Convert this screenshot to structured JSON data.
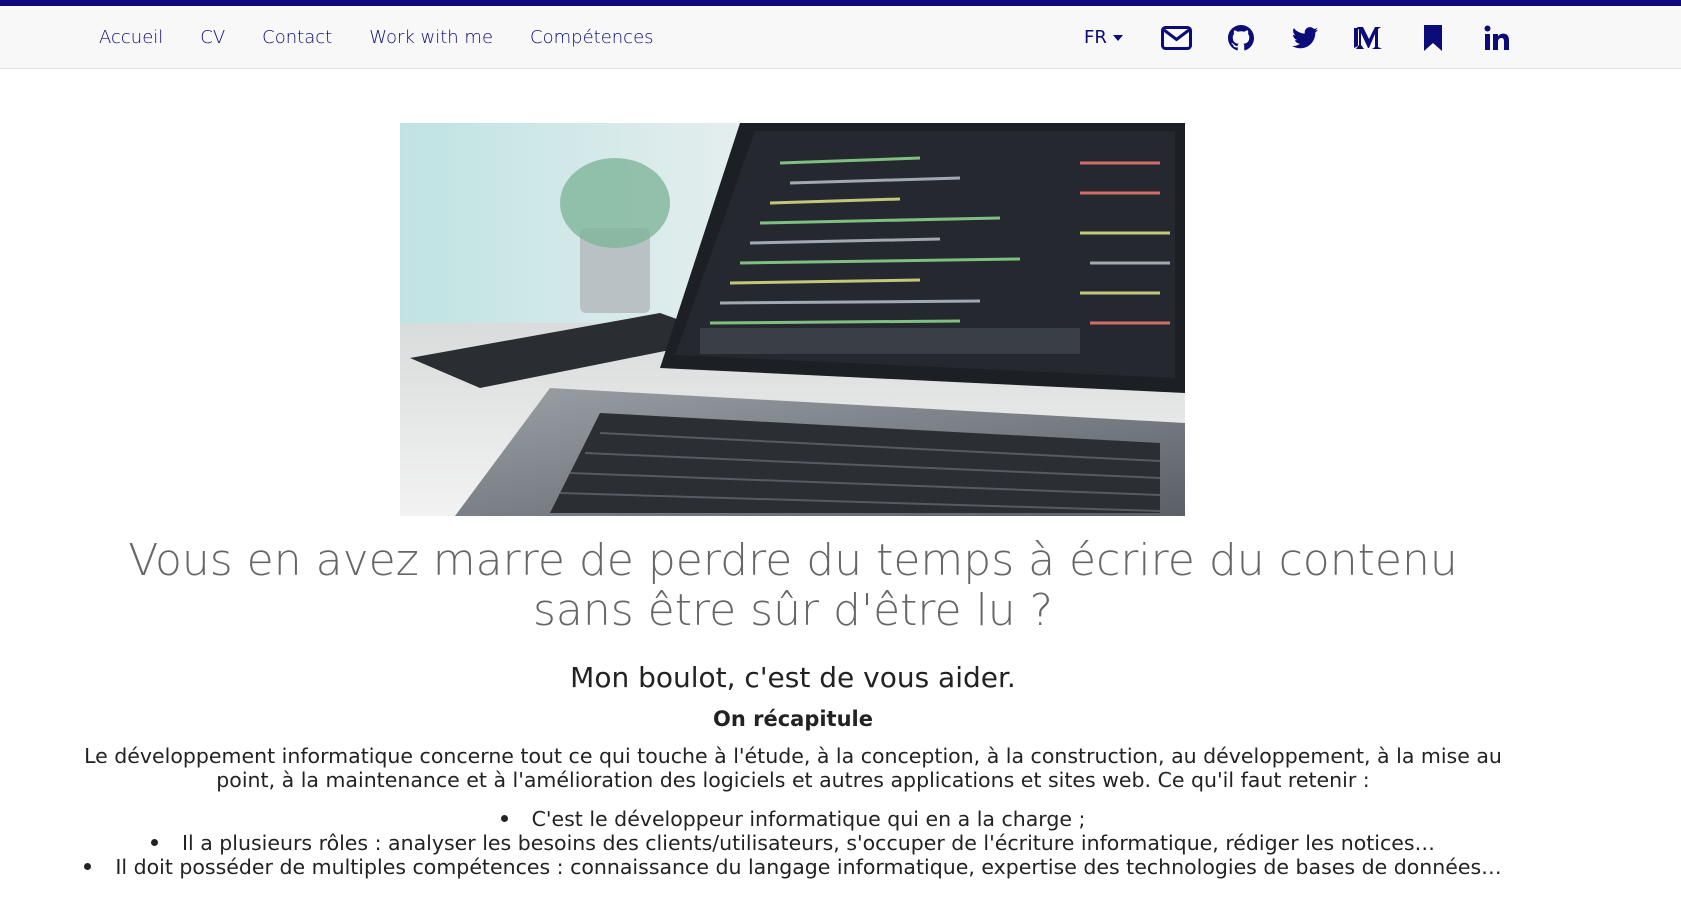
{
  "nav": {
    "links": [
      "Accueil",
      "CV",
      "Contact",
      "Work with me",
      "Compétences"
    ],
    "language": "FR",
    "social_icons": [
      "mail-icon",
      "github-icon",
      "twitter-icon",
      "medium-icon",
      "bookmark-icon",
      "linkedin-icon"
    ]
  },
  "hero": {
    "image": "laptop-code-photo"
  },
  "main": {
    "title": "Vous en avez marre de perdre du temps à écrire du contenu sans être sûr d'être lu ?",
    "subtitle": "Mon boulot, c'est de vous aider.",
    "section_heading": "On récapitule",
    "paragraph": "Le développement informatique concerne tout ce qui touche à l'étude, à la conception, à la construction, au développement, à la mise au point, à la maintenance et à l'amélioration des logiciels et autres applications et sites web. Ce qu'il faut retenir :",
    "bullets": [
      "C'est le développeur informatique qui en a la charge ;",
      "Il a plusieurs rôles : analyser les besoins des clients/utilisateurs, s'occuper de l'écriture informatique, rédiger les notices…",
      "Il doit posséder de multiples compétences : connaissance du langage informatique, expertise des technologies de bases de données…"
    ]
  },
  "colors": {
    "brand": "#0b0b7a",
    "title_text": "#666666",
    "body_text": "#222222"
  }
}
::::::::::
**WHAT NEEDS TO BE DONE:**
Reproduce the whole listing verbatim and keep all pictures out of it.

**EXERCISE SOLUTION:**
Convert this screenshot to structured JSON data.
{
  "nav": {
    "links": [
      "Accueil",
      "CV",
      "Contact",
      "Work with me",
      "Compétences"
    ],
    "language": "FR",
    "social_icons": [
      "mail-icon",
      "github-icon",
      "twitter-icon",
      "medium-icon",
      "bookmark-icon",
      "linkedin-icon"
    ]
  },
  "hero": {
    "image": "laptop-code-photo"
  },
  "main": {
    "title": "Vous en avez marre de perdre du temps à écrire du contenu sans être sûr d'être lu ?",
    "subtitle": "Mon boulot, c'est de vous aider.",
    "section_heading": "On récapitule",
    "paragraph": "Le développement informatique concerne tout ce qui touche à l'étude, à la conception, à la construction, au développement, à la mise au point, à la maintenance et à l'amélioration des logiciels et autres applications et sites web. Ce qu'il faut retenir :",
    "bullets": [
      "C'est le développeur informatique qui en a la charge ;",
      "Il a plusieurs rôles : analyser les besoins des clients/utilisateurs, s'occuper de l'écriture informatique, rédiger les notices…",
      "Il doit posséder de multiples compétences : connaissance du langage informatique, expertise des technologies de bases de données…"
    ]
  },
  "colors": {
    "brand": "#0b0b7a",
    "title_text": "#666666",
    "body_text": "#222222"
  }
}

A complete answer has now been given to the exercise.